I've heard this phrase before but didn't really understand it until just recently...
When I got started in running, my dear friend Malcolm was my mentor. He guided
me through some tricky patches in my training, tried to help me learn
from his mistakes (I should have listened more) and babysat me at the
start of my first marathon.
Tragically, he was taken from us
We spoke often of how much we wanted to run a marathon together and I told him how grateful I was for his help and advice. But we never did get to run that race and I never got chance to return the favour.
Well, I'm injured just now following my DNF at the EcoTrail de Paris a few weeks ago. I had hoped to run the Marathon de Montauban last weekend but a short, gentle run on the Saturday morning showed me very clearly that I wasn't recovered enough to do the 10k, never mind a full marathon.
As it turned out, this was one of those times when circumstances don't deliver a problem. Instead, I was presented with an opportunity.
My friend Sarah, who has decided to start doing triathlons, was entered the Montauban 10k as her first ever race event.

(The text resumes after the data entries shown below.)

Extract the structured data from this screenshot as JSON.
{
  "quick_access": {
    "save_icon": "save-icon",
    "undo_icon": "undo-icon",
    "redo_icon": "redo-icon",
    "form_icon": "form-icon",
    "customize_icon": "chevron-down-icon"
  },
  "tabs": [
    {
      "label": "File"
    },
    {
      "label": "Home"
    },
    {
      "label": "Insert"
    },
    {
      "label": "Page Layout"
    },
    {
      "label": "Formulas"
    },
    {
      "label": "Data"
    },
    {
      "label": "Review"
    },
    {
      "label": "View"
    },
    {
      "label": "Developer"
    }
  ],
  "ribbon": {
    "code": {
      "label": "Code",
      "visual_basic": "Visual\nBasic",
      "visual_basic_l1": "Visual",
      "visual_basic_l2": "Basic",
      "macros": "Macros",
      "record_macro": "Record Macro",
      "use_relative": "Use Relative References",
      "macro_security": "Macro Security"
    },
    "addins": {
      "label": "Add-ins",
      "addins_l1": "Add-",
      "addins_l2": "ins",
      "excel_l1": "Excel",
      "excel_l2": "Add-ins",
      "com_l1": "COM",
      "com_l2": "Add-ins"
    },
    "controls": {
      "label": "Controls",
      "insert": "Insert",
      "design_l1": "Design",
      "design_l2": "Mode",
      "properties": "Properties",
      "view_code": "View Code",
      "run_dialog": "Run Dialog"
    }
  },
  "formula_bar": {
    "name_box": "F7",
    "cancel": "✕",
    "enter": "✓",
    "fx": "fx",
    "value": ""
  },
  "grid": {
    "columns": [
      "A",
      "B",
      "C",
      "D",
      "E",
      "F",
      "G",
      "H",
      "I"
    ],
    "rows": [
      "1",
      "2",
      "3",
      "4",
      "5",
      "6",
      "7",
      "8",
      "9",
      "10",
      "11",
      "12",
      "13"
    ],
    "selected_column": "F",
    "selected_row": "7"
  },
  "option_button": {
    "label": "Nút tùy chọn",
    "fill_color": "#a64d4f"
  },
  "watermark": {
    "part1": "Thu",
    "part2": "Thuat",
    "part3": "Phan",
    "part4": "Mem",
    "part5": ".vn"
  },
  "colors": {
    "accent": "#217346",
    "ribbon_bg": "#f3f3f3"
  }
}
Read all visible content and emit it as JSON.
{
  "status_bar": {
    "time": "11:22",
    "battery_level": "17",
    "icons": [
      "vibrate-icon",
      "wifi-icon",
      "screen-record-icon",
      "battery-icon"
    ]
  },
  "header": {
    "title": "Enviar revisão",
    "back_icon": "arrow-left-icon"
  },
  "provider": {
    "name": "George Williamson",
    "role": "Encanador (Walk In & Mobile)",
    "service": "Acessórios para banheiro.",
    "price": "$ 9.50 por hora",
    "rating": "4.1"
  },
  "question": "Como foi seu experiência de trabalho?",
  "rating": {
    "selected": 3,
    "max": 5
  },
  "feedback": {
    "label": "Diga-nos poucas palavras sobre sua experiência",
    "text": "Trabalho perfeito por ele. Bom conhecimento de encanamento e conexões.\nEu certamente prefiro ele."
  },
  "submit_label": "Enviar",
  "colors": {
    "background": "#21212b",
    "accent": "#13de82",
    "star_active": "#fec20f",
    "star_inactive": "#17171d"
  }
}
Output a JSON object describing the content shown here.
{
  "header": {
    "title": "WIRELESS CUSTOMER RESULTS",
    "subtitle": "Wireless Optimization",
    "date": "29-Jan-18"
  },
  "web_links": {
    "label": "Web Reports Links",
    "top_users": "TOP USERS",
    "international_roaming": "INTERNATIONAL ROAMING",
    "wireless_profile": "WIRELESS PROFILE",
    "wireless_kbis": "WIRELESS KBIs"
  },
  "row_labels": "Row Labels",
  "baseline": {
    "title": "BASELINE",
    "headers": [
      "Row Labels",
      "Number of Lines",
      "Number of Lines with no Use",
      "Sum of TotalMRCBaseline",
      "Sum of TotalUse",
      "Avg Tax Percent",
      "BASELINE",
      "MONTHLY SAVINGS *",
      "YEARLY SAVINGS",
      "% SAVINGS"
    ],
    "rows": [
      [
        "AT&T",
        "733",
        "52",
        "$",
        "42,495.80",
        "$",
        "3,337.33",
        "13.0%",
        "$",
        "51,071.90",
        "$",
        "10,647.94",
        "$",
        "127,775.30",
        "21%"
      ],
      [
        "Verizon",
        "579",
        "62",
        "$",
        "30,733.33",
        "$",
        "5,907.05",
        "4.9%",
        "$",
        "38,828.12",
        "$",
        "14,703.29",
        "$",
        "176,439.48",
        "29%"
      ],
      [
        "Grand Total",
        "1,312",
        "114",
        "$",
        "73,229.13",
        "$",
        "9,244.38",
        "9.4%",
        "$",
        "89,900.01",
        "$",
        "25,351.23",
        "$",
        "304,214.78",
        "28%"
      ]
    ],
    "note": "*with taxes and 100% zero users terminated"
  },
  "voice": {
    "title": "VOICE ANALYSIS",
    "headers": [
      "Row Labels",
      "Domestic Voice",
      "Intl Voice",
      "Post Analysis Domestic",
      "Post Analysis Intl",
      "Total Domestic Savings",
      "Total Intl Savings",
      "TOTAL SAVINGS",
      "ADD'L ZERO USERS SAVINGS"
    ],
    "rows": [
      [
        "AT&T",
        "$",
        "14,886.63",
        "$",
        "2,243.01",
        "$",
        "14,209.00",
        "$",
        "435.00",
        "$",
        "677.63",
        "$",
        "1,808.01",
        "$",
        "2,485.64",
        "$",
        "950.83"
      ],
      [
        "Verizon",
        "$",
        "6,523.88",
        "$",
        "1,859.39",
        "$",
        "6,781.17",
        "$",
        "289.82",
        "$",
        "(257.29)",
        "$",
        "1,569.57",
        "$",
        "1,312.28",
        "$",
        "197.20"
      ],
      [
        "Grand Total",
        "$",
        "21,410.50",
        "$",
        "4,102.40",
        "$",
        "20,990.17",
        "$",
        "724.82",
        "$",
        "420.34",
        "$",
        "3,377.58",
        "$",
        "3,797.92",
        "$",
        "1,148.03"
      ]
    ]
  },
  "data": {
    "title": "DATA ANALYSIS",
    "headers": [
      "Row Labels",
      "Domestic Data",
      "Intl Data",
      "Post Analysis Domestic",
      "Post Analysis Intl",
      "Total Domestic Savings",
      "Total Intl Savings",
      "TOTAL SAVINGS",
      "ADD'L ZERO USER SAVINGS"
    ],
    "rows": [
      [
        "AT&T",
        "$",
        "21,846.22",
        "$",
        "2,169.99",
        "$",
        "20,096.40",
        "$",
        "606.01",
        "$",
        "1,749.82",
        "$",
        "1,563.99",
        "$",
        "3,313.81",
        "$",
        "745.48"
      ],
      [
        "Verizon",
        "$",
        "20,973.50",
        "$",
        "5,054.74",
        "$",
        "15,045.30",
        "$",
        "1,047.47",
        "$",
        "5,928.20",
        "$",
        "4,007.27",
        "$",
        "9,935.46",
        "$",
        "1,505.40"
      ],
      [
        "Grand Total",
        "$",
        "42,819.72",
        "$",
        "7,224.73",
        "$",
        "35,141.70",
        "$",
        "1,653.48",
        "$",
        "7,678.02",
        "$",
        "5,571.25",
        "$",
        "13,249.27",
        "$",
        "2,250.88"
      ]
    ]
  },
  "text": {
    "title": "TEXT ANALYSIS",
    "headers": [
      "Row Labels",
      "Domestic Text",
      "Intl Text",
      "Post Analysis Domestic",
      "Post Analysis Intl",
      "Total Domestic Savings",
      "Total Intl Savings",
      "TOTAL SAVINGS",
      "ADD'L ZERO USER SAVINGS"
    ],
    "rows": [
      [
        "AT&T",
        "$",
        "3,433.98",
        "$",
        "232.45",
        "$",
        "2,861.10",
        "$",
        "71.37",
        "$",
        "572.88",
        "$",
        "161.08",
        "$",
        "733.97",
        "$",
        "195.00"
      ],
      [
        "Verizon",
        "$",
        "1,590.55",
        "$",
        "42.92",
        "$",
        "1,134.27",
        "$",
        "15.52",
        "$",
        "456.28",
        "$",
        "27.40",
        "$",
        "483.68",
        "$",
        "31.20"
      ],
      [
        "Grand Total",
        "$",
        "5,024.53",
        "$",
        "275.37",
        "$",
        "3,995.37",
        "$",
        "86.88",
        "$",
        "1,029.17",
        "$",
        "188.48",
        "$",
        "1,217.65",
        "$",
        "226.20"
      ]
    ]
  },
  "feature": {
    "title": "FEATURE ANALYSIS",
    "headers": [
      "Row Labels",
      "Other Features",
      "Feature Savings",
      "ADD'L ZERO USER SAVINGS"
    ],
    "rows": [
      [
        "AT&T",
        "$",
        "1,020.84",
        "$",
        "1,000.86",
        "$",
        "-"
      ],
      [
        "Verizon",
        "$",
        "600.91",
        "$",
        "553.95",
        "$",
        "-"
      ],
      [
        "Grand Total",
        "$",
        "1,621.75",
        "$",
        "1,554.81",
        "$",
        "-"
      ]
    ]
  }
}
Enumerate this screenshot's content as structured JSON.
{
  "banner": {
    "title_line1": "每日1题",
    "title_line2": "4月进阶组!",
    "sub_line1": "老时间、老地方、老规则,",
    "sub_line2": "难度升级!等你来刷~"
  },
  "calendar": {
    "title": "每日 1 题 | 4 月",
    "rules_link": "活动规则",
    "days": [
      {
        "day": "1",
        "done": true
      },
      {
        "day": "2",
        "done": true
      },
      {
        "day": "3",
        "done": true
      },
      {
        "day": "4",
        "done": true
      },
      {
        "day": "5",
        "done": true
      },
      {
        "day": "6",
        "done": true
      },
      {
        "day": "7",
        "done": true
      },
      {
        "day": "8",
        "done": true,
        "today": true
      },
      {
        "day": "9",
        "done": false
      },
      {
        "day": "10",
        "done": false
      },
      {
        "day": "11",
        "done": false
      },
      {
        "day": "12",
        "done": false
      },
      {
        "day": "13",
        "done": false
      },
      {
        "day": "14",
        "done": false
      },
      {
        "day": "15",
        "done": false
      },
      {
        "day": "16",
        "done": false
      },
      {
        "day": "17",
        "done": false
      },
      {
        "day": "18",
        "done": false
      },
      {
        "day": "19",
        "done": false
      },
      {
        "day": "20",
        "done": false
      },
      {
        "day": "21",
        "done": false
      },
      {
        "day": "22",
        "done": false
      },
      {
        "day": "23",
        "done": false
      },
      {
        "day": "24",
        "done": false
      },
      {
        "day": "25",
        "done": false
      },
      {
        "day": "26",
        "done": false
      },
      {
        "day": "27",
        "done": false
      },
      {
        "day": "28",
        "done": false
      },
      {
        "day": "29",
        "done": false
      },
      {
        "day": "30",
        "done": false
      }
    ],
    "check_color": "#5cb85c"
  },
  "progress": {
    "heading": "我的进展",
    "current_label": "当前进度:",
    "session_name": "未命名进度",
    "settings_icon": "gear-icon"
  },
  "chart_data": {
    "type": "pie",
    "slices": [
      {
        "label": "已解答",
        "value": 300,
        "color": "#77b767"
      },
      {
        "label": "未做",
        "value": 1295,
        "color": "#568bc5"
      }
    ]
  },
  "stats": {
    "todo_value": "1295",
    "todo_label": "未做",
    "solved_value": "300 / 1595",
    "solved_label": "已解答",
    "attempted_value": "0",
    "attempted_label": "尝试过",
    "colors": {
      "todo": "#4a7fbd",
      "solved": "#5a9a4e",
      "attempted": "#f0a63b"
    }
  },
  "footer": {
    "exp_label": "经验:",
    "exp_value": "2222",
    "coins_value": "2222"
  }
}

So I got to do for her what Malcolm did for me.
Sarah "blames" me for her having taken up running. She uses words like "inspired" and "amazing" in ways that really make me uncomfortable. In my most narcissistic moments, I like to think I have helped some people along the way but there's nothing special about putting on a pair of running shoes and getting out there. You just, well, you just do it.
I admit that I let my inner geek out for all my hobbies. (Really, my outer geek is nothing by comparison.) And so I've always been free with my half-baked opinions and crackpot theories. Or as Sarah insists on calling it "experience and advice".
Well, we pitched up at her place the day before and a lot of the time was spent calming nerves and helping her to focus on the practical preparations for the race.
Not all of it was useful. Things like "Nothing new on Race Day" didn't last long in the face of arguments like "But I have a new Tri suit and I want to wear it." On balance, though, it was all pretty level-headed. Best piece of advice turned out to be that old chestnut: "Wear a bin bag, it's going to be cold standing around at the start." We also talked about pacing, negative splits and (particularly pushed by me) actually taking the time to enjoy the experience itself.
The day of the race was a different story, though. Fortunately, my other (better?) half volunteered for child-wrangling duty so I was able to accompany Sarah to the start line just as Malcolm had done for me. In addition, I was able to carry her bag so she didn't need the extra stress of dropping it off and picking it up after the race. Am I the only person that always checks in their bag and then immediately remembers the vital thing that didn't get put in it. Or taken out. Or whatever.
Anyway, I'm pleased to say that I'm pretty sure I was able to keep her grounded and focussed through the start. I collected her bin bag at the last moment and, as it turned out, a coat from one of her friends and she was off. Even more usefully, I was able to distract her from the fact that the start was delayed by several minutes.
I was struck during the last minute or two before the start gun by something Malcolm had said to me at my first marathon. He told me that it was the first time he'd ever been to a race start when he wasn't actually running. And the same was true for me this time. I'm not ashamed to say I got a little misty-eyed at that point.
Once the race was away, I went to check on my wife and her collection of infants. They had cheered Sarah off at the start and so it was time to take them off into a warm café for hot chocolate and croissants. Meanwhile, I headed off to the 5k mark just before the aid station. As we had discussed the previous night, there was no point in stopping there for anything unless things were going badly. I watched (and cheered) as the front runners went past.
Sarah appeared bang on time for her predicted pace and I smiled, waved and cheered like a loony. She told me afterwards that it was great to have that unexpected encouragement and she'd been able to see me from "miles" away. I know exactly what she means as there's nothing like seeing your supporters to push you on through the event. It was my first time as the cheerer, though. (On reflection, it wasn't. We went to shout at Malcolm during a couple of his marathons but that was long before I took up running.)
By the time I made it across to the finish, Helen and the kids had got a great spot just after the finish line and, as token tall person, I watched out for Sarah over the assembled throng of, er, not-so-tall frenchmen. While we waited, I counted in the female runners and here's the impressive thing: On her first race, Sarah came in 7th female overall.
Much cheering and congratulating went on but there was better to come. She placed 2nd in her age group out of 124. On her first race. Yes, it was my turn to use words like "amazing" and "inspirational". And I meant them all.
So, here I am three weeks after twisting my knee and still not recovered. And it's not a disaster. I've been able to really help someone on the way to a remarkable achievement. I'm sure she'd have been OK without the help but it's nice to think that I made things a little easier.
Nicer still to know that Malcolm would have approved. He was such a generous person and I have tried to pass a little of his kind and thoughtful assistance on to someone else. Paying it forwards because there will never be an opportunity to pay it back.
Thanks again, Malcolm. Thanks for what you taught me and for showing me that I should pass it on to others. Where ever you are: Run free...